| Items from a data source |
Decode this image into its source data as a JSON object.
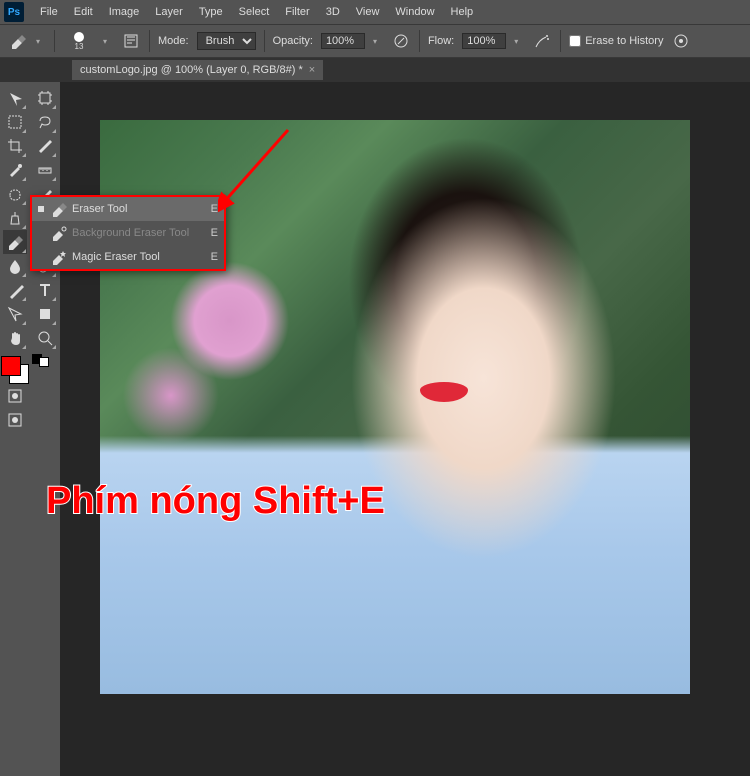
{
  "app": {
    "logo": "Ps"
  },
  "menu": [
    "File",
    "Edit",
    "Image",
    "Layer",
    "Type",
    "Select",
    "Filter",
    "3D",
    "View",
    "Window",
    "Help"
  ],
  "options": {
    "brush_size": "13",
    "mode_label": "Mode:",
    "mode_value": "Brush",
    "opacity_label": "Opacity:",
    "opacity_value": "100%",
    "flow_label": "Flow:",
    "flow_value": "100%",
    "erase_history": "Erase to History"
  },
  "tab": {
    "title": "customLogo.jpg @ 100% (Layer 0, RGB/8#) *"
  },
  "tools_left": [
    {
      "name": "move",
      "glyph": "move"
    },
    {
      "name": "marquee",
      "glyph": "marquee"
    },
    {
      "name": "crop",
      "glyph": "crop"
    },
    {
      "name": "eyedropper",
      "glyph": "eyedropper"
    },
    {
      "name": "patch",
      "glyph": "patch"
    },
    {
      "name": "clone",
      "glyph": "clone"
    },
    {
      "name": "eraser",
      "glyph": "eraser",
      "selected": true
    },
    {
      "name": "blur",
      "glyph": "blur"
    },
    {
      "name": "pen",
      "glyph": "pen"
    },
    {
      "name": "path-sel",
      "glyph": "path"
    },
    {
      "name": "hand",
      "glyph": "hand"
    }
  ],
  "tools_right": [
    {
      "name": "artboard",
      "glyph": "artboard"
    },
    {
      "name": "lasso",
      "glyph": "lasso"
    },
    {
      "name": "slice",
      "glyph": "slice"
    },
    {
      "name": "ruler",
      "glyph": "ruler"
    },
    {
      "name": "brush",
      "glyph": "brush"
    },
    {
      "name": "history",
      "glyph": "history"
    },
    {
      "name": "bucket",
      "glyph": "bucket"
    },
    {
      "name": "dodge",
      "glyph": "dodge"
    },
    {
      "name": "type",
      "glyph": "type"
    },
    {
      "name": "shape",
      "glyph": "shape"
    },
    {
      "name": "zoom",
      "glyph": "zoom"
    }
  ],
  "flyout": [
    {
      "label": "Eraser Tool",
      "shortcut": "E",
      "selected": true,
      "icon": "eraser"
    },
    {
      "label": "Background Eraser Tool",
      "shortcut": "E",
      "dim": true,
      "icon": "bg-eraser"
    },
    {
      "label": "Magic Eraser Tool",
      "shortcut": "E",
      "icon": "magic-eraser"
    }
  ],
  "caption": "Phím nóng Shift+E",
  "colors": {
    "fg": "#ff0000",
    "bg": "#ffffff"
  }
}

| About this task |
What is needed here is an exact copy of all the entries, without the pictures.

| Response below |
Decode this image into its source data as a JSON object.
{
  "app": {
    "logo": "Ps"
  },
  "menu": [
    "File",
    "Edit",
    "Image",
    "Layer",
    "Type",
    "Select",
    "Filter",
    "3D",
    "View",
    "Window",
    "Help"
  ],
  "options": {
    "brush_size": "13",
    "mode_label": "Mode:",
    "mode_value": "Brush",
    "opacity_label": "Opacity:",
    "opacity_value": "100%",
    "flow_label": "Flow:",
    "flow_value": "100%",
    "erase_history": "Erase to History"
  },
  "tab": {
    "title": "customLogo.jpg @ 100% (Layer 0, RGB/8#) *"
  },
  "tools_left": [
    {
      "name": "move",
      "glyph": "move"
    },
    {
      "name": "marquee",
      "glyph": "marquee"
    },
    {
      "name": "crop",
      "glyph": "crop"
    },
    {
      "name": "eyedropper",
      "glyph": "eyedropper"
    },
    {
      "name": "patch",
      "glyph": "patch"
    },
    {
      "name": "clone",
      "glyph": "clone"
    },
    {
      "name": "eraser",
      "glyph": "eraser",
      "selected": true
    },
    {
      "name": "blur",
      "glyph": "blur"
    },
    {
      "name": "pen",
      "glyph": "pen"
    },
    {
      "name": "path-sel",
      "glyph": "path"
    },
    {
      "name": "hand",
      "glyph": "hand"
    }
  ],
  "tools_right": [
    {
      "name": "artboard",
      "glyph": "artboard"
    },
    {
      "name": "lasso",
      "glyph": "lasso"
    },
    {
      "name": "slice",
      "glyph": "slice"
    },
    {
      "name": "ruler",
      "glyph": "ruler"
    },
    {
      "name": "brush",
      "glyph": "brush"
    },
    {
      "name": "history",
      "glyph": "history"
    },
    {
      "name": "bucket",
      "glyph": "bucket"
    },
    {
      "name": "dodge",
      "glyph": "dodge"
    },
    {
      "name": "type",
      "glyph": "type"
    },
    {
      "name": "shape",
      "glyph": "shape"
    },
    {
      "name": "zoom",
      "glyph": "zoom"
    }
  ],
  "flyout": [
    {
      "label": "Eraser Tool",
      "shortcut": "E",
      "selected": true,
      "icon": "eraser"
    },
    {
      "label": "Background Eraser Tool",
      "shortcut": "E",
      "dim": true,
      "icon": "bg-eraser"
    },
    {
      "label": "Magic Eraser Tool",
      "shortcut": "E",
      "icon": "magic-eraser"
    }
  ],
  "caption": "Phím nóng Shift+E",
  "colors": {
    "fg": "#ff0000",
    "bg": "#ffffff"
  }
}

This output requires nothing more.